Home: that warm, secure space where chaos turns into order ~ Antonia
This week at church we talked about home, and what home meant to us. Even before thoughts formed in my mind, I was overcome with a calm feeling of solitude and safety. As we meditated, I kept saying “I am home,” “I am home,” as my mantra. The feeling of comfort, like a cashmere blanket, soft against my skin, delighted me.
My home is my castle.
It is my museum, my space ship, my college, and my music hall. Everything I need to be taken care of, entertained, educated, and enlightened is in my home. It’s not about being palatial or grand, large or expensive. It’s about being a sanctuary for all that I value, including a safe place for my precious pet.
My thoughts of home are visceral. It’s funny how such a small word conjures massive imagery in my mind. I’ve never taken the place I always return to for granted. It doesn’t matter whether it’s a rental or a home I owned; it has always been my refuge of safety and comfort.
Now think of your home.
Home – no, I don’t mean that place where you pay bills and take out the garbage. I mean the place that gives you the most delicious feeling of love and well-being. I’m sure you have experienced the joy of being at home, or returning to that place that melts away all that ails you. For me, it’s “The crap can wait. I’m home now.”
Close your eyes and think of the feeling you get, after a day or two away – perhaps more – when you open the front door to your abode. You’re greeted with a familiarity that cannot be fully created at any hotel, relative or friend’s house, camp, cabin, or castle.
Your home belongs to you: the sweet smell of you and yours (including fur babies) rising from a well-worn couch mixed with the lingering tanginess of last night’s BBQ, the plants or books or antiques and artifacts that you lovingly use to decorate your space, the mess or tidiness that describes it. All of this is lovingly you, even if you share it with others.
From homelessness to destroyed dreams.
I’ve been thinking more about my home as others in my community are not as fortunate to have this a basic need met. Like other cities, our homeless population is large and growing, while aid resources are practically non-existent. I wish there was a clear answer to solve this problem not only in my town but across our country.

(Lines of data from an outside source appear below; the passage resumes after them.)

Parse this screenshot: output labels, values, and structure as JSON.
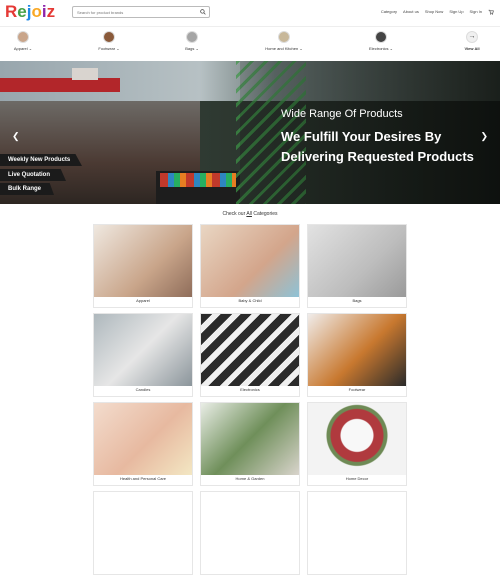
{
  "header": {
    "logo": [
      "R",
      "e",
      "j",
      "o",
      "i",
      "z"
    ],
    "logo_colors": [
      "#e53935",
      "#43a047",
      "#1e88e5",
      "#fdd835",
      "#8e24aa",
      "#e53935"
    ],
    "search_placeholder": "Search for product brands",
    "nav": [
      "Category",
      "About us",
      "Shop Now",
      "Sign Up",
      "Sign In"
    ]
  },
  "categories_bar": [
    {
      "label": "Apparel",
      "color": "#c9a58a"
    },
    {
      "label": "Footwear",
      "color": "#8a5a3a"
    },
    {
      "label": "Bags",
      "color": "#a5a5a5"
    },
    {
      "label": "Home and Kitchen",
      "color": "#c8b89a"
    },
    {
      "label": "Electronics",
      "color": "#444"
    },
    {
      "label": "View All",
      "color": "#ddd"
    }
  ],
  "hero": {
    "subtitle": "Wide Range Of Products",
    "headline": "We Fulfill Your Desires By Delivering Requested Products",
    "tags": [
      "Weekly New Products",
      "Live Quotation",
      "Bulk Range"
    ],
    "prev_icon": "chevron-left-icon",
    "next_icon": "chevron-right-icon"
  },
  "section": {
    "prefix": "Check our",
    "link": "All",
    "suffix": "Categories"
  },
  "tiles": [
    {
      "label": "Apparel",
      "color": "#e9e1d9"
    },
    {
      "label": "Baby & Child",
      "color": "#d7c3ad"
    },
    {
      "label": "Bags",
      "color": "#d9d9d9"
    },
    {
      "label": "Candles",
      "color": "#c2c8cc"
    },
    {
      "label": "Electronics",
      "color": "#ededed"
    },
    {
      "label": "Footwear",
      "color": "#e8e4e1"
    },
    {
      "label": "Health and Personal Care",
      "color": "#ecd3c2"
    },
    {
      "label": "Home & Garden",
      "color": "#dfe4dc"
    },
    {
      "label": "Home Decor",
      "color": "#f3f3f3"
    }
  ]
}
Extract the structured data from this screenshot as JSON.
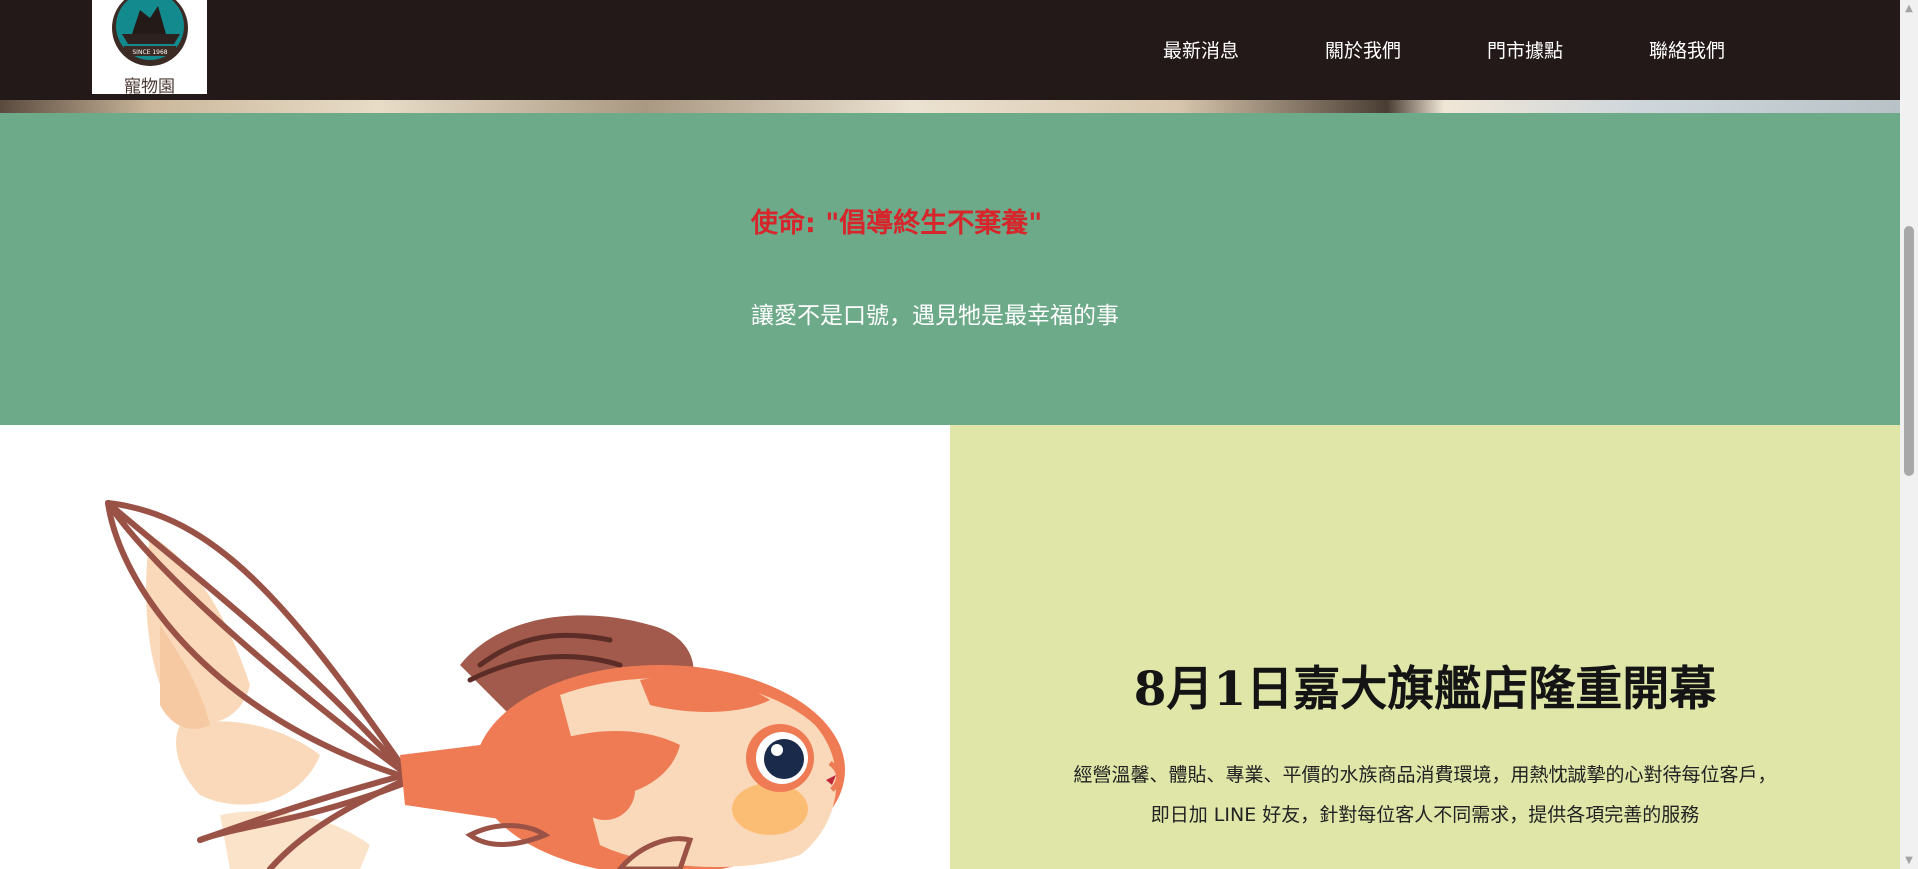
{
  "header": {
    "logo": {
      "name": "寵物園",
      "badge_text": "SINCE 1968"
    },
    "nav": [
      {
        "label": "最新消息"
      },
      {
        "label": "關於我們"
      },
      {
        "label": "門市據點"
      },
      {
        "label": "聯絡我們"
      }
    ]
  },
  "mission": {
    "title": "使命: \"倡導終生不棄養\"",
    "subtitle": "讓愛不是口號，遇見牠是最幸福的事"
  },
  "news": {
    "title": "8月1日嘉大旗艦店隆重開幕",
    "line1": "經營溫馨、體貼、專業、平價的水族商品消費環境，用熱忱誠摯的心對待每位客戶，",
    "line2": "即日加 LINE 好友，針對每位客人不同需求，提供各項完善的服務"
  },
  "colors": {
    "header_bg": "#231919",
    "mission_bg": "#6daa89",
    "mission_title": "#d7262b",
    "news_bg": "#dfe6a8"
  }
}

You don’t have to go far in our wine country town to see burned homes — whole neighborhoods, nearly 5,000 structures. Now, ten months after the fires, a precious few are being rebuilt. I can’t imagine how the idea of home has been irretrievably modified for these people. Many older homeowners moved away after the fires, not feeling that at their age they had enough years to rebuild and replant landscaping.
Perhaps it is these fires that has brought the true value of home to the forefront for me. I never took the place I live in for granted, but I sure as heck feel fortunate now to have a little place of my own to cradle my life.